3) Stimulate your senses-have a bottle of lotion, perfume or maybe a candle that invigorates your senses (my personal favorites are citrus, melon or cucumber). The real thing works just as well.  At Center for Healthy and Happy Living, we believe that prevention is better than treatment, so here is what you can do NOW to prevent stress at work.


3 tips to prevent stress at work
1) Identify the source of your stress and develop a battle plan.
2) Learn to manage your time as efficiently as possible.
3) Eliminate unneccessary stressors in your personal life, so that they do not become stressors at work. If you are already stressed, it doesn’t take much to overwhelm you.

Need help implementing? Give us a call at 424.274.2256

Stress Impacts Everyone’s Health

At Center for Healthy and Happy Living, we understand the importance of managing stress. Not only does stress put us in a bad mood and make us “grumpy” but it also impacts our physical health. Stress is the body’s response to a change that requires a physical, mental or emotional adjustment. The trigger or “stressor” could be good (getting married, having a child) or it could be bad (illness, death of a loved one, divorce, etc).

How stress impacts women’s health:

Stress is often a key culprit when women experience menstruation problems. Hormonal problems are a big stressor for women. We can ponder which came first, stress or hormonal problems but the truth is that hormonal problems are a physical stressor which may (and often do) lead to emotional stress.

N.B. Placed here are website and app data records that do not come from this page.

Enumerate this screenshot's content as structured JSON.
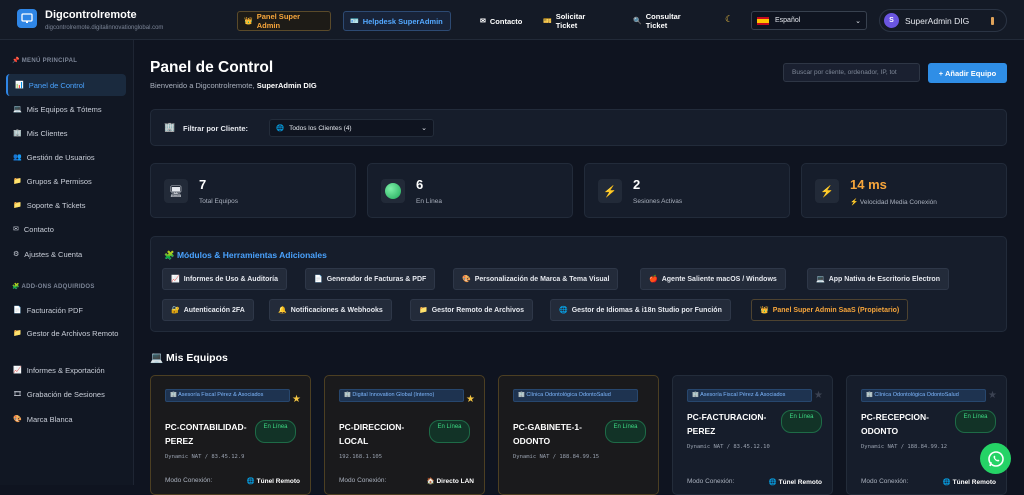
{
  "app": {
    "title": "Digcontrolremote",
    "subtitle": "digcontrolremote.digitalinnovationglobal.com"
  },
  "topbar": {
    "super_admin": "Panel Super Admin",
    "helpdesk": "Helpdesk SuperAdmin",
    "contact": "Contacto",
    "ticket": "Solicitar Ticket",
    "consult": "Consultar Ticket",
    "language": "Español",
    "user_initial": "S",
    "user_name": "SuperAdmin DIG"
  },
  "sidebar": {
    "section_main": "MENÚ PRINCIPAL",
    "items": [
      {
        "label": "Panel de Control"
      },
      {
        "label": "Mis Equipos & Tótems"
      },
      {
        "label": "Mis Clientes"
      },
      {
        "label": "Gestión de Usuarios"
      },
      {
        "label": "Grupos & Permisos"
      },
      {
        "label": "Soporte & Tickets"
      },
      {
        "label": "Contacto"
      },
      {
        "label": "Ajustes & Cuenta"
      }
    ],
    "section_addons": "ADD-ONS ADQUIRIDOS",
    "addons": [
      {
        "label": "Facturación PDF"
      },
      {
        "label": "Gestor de Archivos Remoto"
      },
      {
        "label": "Informes & Exportación"
      },
      {
        "label": "Grabación de Sesiones"
      },
      {
        "label": "Marca Blanca"
      }
    ]
  },
  "header": {
    "title": "Panel de Control",
    "welcome": "Bienvenido a Digcontrolremote,",
    "welcome_user": "SuperAdmin DIG",
    "search_placeholder": "Buscar por cliente, ordenador, IP, tot",
    "add_button": "+ Añadir Equipo"
  },
  "filter": {
    "label": "Filtrar por Cliente:",
    "selected": "Todos los Clientes (4)"
  },
  "stats": [
    {
      "value": "7",
      "label": "Total Equipos",
      "icon": "monitor-icon"
    },
    {
      "value": "6",
      "label": "En Línea",
      "icon": "green-dot-icon"
    },
    {
      "value": "2",
      "label": "Sesiones Activas",
      "icon": "lightning-icon"
    },
    {
      "value": "14 ms",
      "label": "Velocidad Media Conexión",
      "icon": "lightning-icon"
    }
  ],
  "tools": {
    "title": "Módulos & Herramientas Adicionales",
    "chips": [
      "Informes de Uso & Auditoría",
      "Generador de Facturas & PDF",
      "Personalización de Marca & Tema Visual",
      "Agente Saliente macOS / Windows",
      "App Nativa de Escritorio Electron",
      "Autenticación 2FA",
      "Notificaciones & Webhooks",
      "Gestor Remoto de Archivos",
      "Gestor de Idiomas & i18n Studio por Función",
      "Panel Super Admin SaaS (Propietario)"
    ]
  },
  "equipment": {
    "title": "Mis Equipos",
    "mode_label": "Modo Conexión:",
    "online": "En Línea",
    "cards": [
      {
        "client": "Asesoría Fiscal Pérez & Asociados",
        "name": "PC-CONTABILIDAD-PEREZ",
        "ip": "Dynamic NAT / 83.45.12.9",
        "mode": "Túnel Remoto",
        "fav": true
      },
      {
        "client": "Digital Innovation Global (Interno)",
        "name": "PC-DIRECCION-LOCAL",
        "ip": "192.168.1.105",
        "mode": "Directo LAN",
        "fav": true
      },
      {
        "client": "Clínica Odontológica OdontoSalud",
        "name": "PC-GABINETE-1-ODONTO",
        "ip": "Dynamic NAT / 188.84.99.15",
        "mode": "",
        "fav": false
      },
      {
        "client": "Asesoría Fiscal Pérez & Asociados",
        "name": "PC-FACTURACION-PEREZ",
        "ip": "Dynamic NAT / 83.45.12.10",
        "mode": "Túnel Remoto",
        "fav": false
      },
      {
        "client": "Clínica Odontológica OdontoSalud",
        "name": "PC-RECEPCION-ODONTO",
        "ip": "Dynamic NAT / 188.84.99.12",
        "mode": "Túnel Remoto",
        "fav": false
      }
    ]
  }
}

  • Heart disease is the number one killer of American women. High blood pressure, heart attacks, heart palpitations, and stroke may be stress related cardiovascular conditions.

  • Some women experience changes in their sexuality and may experience sexual problems such as loss of desire and vaginal dryness as a result of stress.

  • The effects of stress may present physically such as fatigue, aches and pains, or emotionally such anxiety, depression, and sleep disturbances. Stress affects others by causing gastrointestinal disorders such as ulcers, lower abdominal cramps, colitis, and irritable bowel syndrome (IBS).

  • Stress weakens the immune system.

  • Stress can initiate dermatological conditions such as itchy skin, breakouts, wrinkles, and rashes.

  • Stress weakens your immunity and therefore your ability to fight off adverse food reactions.

 Impact of stress on men’s health:

  • The effects of stress may present physically such as fatigue, aches and pains, or emotionally such anxiety, depression, and sleep disturbances.

  • Stress affects others by causing gastrointestinal disorders such as ulcers, lower abdominal cramps, colitis, and irritable bowel syndrome (IBS). 

  • Stress weakens the immune system so people experience more colds and infections.

  • Stress can initiate dermatological conditions.      

  • Stress can impact your libido and your sexual performance.

  • Stress may be the culprit for hair loss in some men.

Are you controlling your stress or is stress controlling you? What do you do to combat stress? Leave us a comment and let us know.